> SUPPLIED DATA:
--------------------------------------------------
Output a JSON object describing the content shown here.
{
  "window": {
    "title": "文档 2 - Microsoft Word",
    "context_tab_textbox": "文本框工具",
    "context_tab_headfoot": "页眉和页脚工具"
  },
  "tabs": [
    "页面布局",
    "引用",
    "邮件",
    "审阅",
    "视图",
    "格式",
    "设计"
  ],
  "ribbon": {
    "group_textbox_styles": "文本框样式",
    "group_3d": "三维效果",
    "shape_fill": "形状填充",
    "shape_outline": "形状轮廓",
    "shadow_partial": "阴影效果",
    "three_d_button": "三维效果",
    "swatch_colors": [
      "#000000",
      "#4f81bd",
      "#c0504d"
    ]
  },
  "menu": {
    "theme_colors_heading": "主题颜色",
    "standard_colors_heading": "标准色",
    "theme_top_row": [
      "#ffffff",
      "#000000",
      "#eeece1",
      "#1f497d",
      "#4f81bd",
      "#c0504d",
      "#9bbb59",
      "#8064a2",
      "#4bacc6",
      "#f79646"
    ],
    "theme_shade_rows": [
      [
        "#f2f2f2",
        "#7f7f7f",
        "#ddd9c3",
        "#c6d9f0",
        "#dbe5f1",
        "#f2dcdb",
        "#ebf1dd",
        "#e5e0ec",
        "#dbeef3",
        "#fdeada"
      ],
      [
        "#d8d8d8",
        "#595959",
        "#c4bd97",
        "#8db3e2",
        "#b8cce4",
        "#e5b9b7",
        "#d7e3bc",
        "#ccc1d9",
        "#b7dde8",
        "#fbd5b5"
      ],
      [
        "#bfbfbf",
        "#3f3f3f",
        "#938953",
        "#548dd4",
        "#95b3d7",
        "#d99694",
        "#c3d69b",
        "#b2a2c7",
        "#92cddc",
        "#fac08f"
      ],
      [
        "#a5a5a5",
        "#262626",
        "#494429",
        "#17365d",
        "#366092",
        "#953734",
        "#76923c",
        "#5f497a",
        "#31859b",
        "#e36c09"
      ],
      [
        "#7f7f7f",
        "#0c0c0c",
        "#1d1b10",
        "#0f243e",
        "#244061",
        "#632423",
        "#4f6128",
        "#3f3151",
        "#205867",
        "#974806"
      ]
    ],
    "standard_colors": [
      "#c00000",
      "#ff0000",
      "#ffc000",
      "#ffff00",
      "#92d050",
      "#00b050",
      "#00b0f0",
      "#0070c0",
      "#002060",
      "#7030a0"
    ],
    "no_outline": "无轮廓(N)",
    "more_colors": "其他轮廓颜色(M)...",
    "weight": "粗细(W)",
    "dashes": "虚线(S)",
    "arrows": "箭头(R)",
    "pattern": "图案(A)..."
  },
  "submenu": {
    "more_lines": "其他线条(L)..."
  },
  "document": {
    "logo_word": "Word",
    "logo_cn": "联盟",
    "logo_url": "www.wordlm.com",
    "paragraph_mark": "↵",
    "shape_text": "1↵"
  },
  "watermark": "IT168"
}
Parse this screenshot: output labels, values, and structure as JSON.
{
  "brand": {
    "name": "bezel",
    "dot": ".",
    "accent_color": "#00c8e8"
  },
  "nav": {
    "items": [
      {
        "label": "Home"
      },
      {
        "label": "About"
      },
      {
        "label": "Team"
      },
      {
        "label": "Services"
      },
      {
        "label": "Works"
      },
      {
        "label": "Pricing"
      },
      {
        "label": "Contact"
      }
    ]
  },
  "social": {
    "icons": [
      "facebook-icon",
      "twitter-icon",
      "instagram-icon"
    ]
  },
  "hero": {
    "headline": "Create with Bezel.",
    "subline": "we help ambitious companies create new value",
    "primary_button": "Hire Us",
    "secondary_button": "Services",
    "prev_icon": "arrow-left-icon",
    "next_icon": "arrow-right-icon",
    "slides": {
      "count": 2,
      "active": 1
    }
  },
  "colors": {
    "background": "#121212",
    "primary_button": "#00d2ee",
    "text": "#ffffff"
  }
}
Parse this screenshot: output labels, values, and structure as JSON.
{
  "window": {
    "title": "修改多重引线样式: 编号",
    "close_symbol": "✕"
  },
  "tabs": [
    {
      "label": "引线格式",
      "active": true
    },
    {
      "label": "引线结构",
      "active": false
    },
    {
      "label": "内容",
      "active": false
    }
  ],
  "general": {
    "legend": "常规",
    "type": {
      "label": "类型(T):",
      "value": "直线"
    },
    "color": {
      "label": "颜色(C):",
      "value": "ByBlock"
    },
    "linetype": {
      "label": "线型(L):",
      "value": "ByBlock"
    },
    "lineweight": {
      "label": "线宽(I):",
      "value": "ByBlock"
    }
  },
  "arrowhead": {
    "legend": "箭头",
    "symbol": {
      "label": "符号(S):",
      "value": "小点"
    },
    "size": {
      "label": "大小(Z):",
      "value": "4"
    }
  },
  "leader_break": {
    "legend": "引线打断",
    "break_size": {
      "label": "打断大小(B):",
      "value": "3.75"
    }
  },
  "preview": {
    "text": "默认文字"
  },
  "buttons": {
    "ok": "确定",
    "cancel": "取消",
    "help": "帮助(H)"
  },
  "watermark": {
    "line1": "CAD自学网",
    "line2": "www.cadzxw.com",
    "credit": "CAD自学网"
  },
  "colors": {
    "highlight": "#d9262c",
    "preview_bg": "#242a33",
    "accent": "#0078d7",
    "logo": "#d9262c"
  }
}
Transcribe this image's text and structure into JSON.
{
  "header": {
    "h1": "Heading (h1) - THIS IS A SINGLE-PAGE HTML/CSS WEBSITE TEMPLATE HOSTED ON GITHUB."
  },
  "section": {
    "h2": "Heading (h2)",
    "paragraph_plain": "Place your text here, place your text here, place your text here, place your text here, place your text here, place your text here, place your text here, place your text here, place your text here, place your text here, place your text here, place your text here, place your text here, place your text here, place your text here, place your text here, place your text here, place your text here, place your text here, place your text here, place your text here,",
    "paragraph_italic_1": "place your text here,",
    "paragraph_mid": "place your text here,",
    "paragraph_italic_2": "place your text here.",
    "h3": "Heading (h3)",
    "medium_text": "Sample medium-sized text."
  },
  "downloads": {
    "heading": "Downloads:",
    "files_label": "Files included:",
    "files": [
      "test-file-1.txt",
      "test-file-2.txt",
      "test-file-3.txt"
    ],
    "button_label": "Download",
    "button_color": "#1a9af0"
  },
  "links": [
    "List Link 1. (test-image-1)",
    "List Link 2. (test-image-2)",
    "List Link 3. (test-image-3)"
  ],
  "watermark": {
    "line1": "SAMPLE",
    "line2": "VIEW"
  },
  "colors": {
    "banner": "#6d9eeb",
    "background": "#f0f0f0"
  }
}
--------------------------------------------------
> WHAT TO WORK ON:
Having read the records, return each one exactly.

> RESULT:
Output a JSON object describing the content shown here.
{
  "window": {
    "title": "文档 2 - Microsoft Word",
    "context_tab_textbox": "文本框工具",
    "context_tab_headfoot": "页眉和页脚工具"
  },
  "tabs": [
    "页面布局",
    "引用",
    "邮件",
    "审阅",
    "视图",
    "格式",
    "设计"
  ],
  "ribbon": {
    "group_textbox_styles": "文本框样式",
    "group_3d": "三维效果",
    "shape_fill": "形状填充",
    "shape_outline": "形状轮廓",
    "shadow_partial": "阴影效果",
    "three_d_button": "三维效果",
    "swatch_colors": [
      "#000000",
      "#4f81bd",
      "#c0504d"
    ]
  },
  "menu": {
    "theme_colors_heading": "主题颜色",
    "standard_colors_heading": "标准色",
    "theme_top_row": [
      "#ffffff",
      "#000000",
      "#eeece1",
      "#1f497d",
      "#4f81bd",
      "#c0504d",
      "#9bbb59",
      "#8064a2",
      "#4bacc6",
      "#f79646"
    ],
    "theme_shade_rows": [
      [
        "#f2f2f2",
        "#7f7f7f",
        "#ddd9c3",
        "#c6d9f0",
        "#dbe5f1",
        "#f2dcdb",
        "#ebf1dd",
        "#e5e0ec",
        "#dbeef3",
        "#fdeada"
      ],
      [
        "#d8d8d8",
        "#595959",
        "#c4bd97",
        "#8db3e2",
        "#b8cce4",
        "#e5b9b7",
        "#d7e3bc",
        "#ccc1d9",
        "#b7dde8",
        "#fbd5b5"
      ],
      [
        "#bfbfbf",
        "#3f3f3f",
        "#938953",
        "#548dd4",
        "#95b3d7",
        "#d99694",
        "#c3d69b",
        "#b2a2c7",
        "#92cddc",
        "#fac08f"
      ],
      [
        "#a5a5a5",
        "#262626",
        "#494429",
        "#17365d",
        "#366092",
        "#953734",
        "#76923c",
        "#5f497a",
        "#31859b",
        "#e36c09"
      ],
      [
        "#7f7f7f",
        "#0c0c0c",
        "#1d1b10",
        "#0f243e",
        "#244061",
        "#632423",
        "#4f6128",
        "#3f3151",
        "#205867",
        "#974806"
      ]
    ],
    "standard_colors": [
      "#c00000",
      "#ff0000",
      "#ffc000",
      "#ffff00",
      "#92d050",
      "#00b050",
      "#00b0f0",
      "#0070c0",
      "#002060",
      "#7030a0"
    ],
    "no_outline": "无轮廓(N)",
    "more_colors": "其他轮廓颜色(M)...",
    "weight": "粗细(W)",
    "dashes": "虚线(S)",
    "arrows": "箭头(R)",
    "pattern": "图案(A)..."
  },
  "submenu": {
    "more_lines": "其他线条(L)..."
  },
  "document": {
    "logo_word": "Word",
    "logo_cn": "联盟",
    "logo_url": "www.wordlm.com",
    "paragraph_mark": "↵",
    "shape_text": "1↵"
  },
  "watermark": "IT168"
}
Parse this screenshot: output labels, values, and structure as JSON.
{
  "brand": {
    "name": "bezel",
    "dot": ".",
    "accent_color": "#00c8e8"
  },
  "nav": {
    "items": [
      {
        "label": "Home"
      },
      {
        "label": "About"
      },
      {
        "label": "Team"
      },
      {
        "label": "Services"
      },
      {
        "label": "Works"
      },
      {
        "label": "Pricing"
      },
      {
        "label": "Contact"
      }
    ]
  },
  "social": {
    "icons": [
      "facebook-icon",
      "twitter-icon",
      "instagram-icon"
    ]
  },
  "hero": {
    "headline": "Create with Bezel.",
    "subline": "we help ambitious companies create new value",
    "primary_button": "Hire Us",
    "secondary_button": "Services",
    "prev_icon": "arrow-left-icon",
    "next_icon": "arrow-right-icon",
    "slides": {
      "count": 2,
      "active": 1
    }
  },
  "colors": {
    "background": "#121212",
    "primary_button": "#00d2ee",
    "text": "#ffffff"
  }
}
Parse this screenshot: output labels, values, and structure as JSON.
{
  "window": {
    "title": "修改多重引线样式: 编号",
    "close_symbol": "✕"
  },
  "tabs": [
    {
      "label": "引线格式",
      "active": true
    },
    {
      "label": "引线结构",
      "active": false
    },
    {
      "label": "内容",
      "active": false
    }
  ],
  "general": {
    "legend": "常规",
    "type": {
      "label": "类型(T):",
      "value": "直线"
    },
    "color": {
      "label": "颜色(C):",
      "value": "ByBlock"
    },
    "linetype": {
      "label": "线型(L):",
      "value": "ByBlock"
    },
    "lineweight": {
      "label": "线宽(I):",
      "value": "ByBlock"
    }
  },
  "arrowhead": {
    "legend": "箭头",
    "symbol": {
      "label": "符号(S):",
      "value": "小点"
    },
    "size": {
      "label": "大小(Z):",
      "value": "4"
    }
  },
  "leader_break": {
    "legend": "引线打断",
    "break_size": {
      "label": "打断大小(B):",
      "value": "3.75"
    }
  },
  "preview": {
    "text": "默认文字"
  },
  "buttons": {
    "ok": "确定",
    "cancel": "取消",
    "help": "帮助(H)"
  },
  "watermark": {
    "line1": "CAD自学网",
    "line2": "www.cadzxw.com",
    "credit": "CAD自学网"
  },
  "colors": {
    "highlight": "#d9262c",
    "preview_bg": "#242a33",
    "accent": "#0078d7",
    "logo": "#d9262c"
  }
}
Transcribe this image's text and structure into JSON.
{
  "header": {
    "h1": "Heading (h1) - THIS IS A SINGLE-PAGE HTML/CSS WEBSITE TEMPLATE HOSTED ON GITHUB."
  },
  "section": {
    "h2": "Heading (h2)",
    "paragraph_plain": "Place your text here, place your text here, place your text here, place your text here, place your text here, place your text here, place your text here, place your text here, place your text here, place your text here, place your text here, place your text here, place your text here, place your text here, place your text here, place your text here, place your text here, place your text here, place your text here, place your text here, place your text here,",
    "paragraph_italic_1": "place your text here,",
    "paragraph_mid": "place your text here,",
    "paragraph_italic_2": "place your text here.",
    "h3": "Heading (h3)",
    "medium_text": "Sample medium-sized text."
  },
  "downloads": {
    "heading": "Downloads:",
    "files_label": "Files included:",
    "files": [
      "test-file-1.txt",
      "test-file-2.txt",
      "test-file-3.txt"
    ],
    "button_label": "Download",
    "button_color": "#1a9af0"
  },
  "links": [
    "List Link 1. (test-image-1)",
    "List Link 2. (test-image-2)",
    "List Link 3. (test-image-3)"
  ],
  "watermark": {
    "line1": "SAMPLE",
    "line2": "VIEW"
  },
  "colors": {
    "banner": "#6d9eeb",
    "background": "#f0f0f0"
  }
}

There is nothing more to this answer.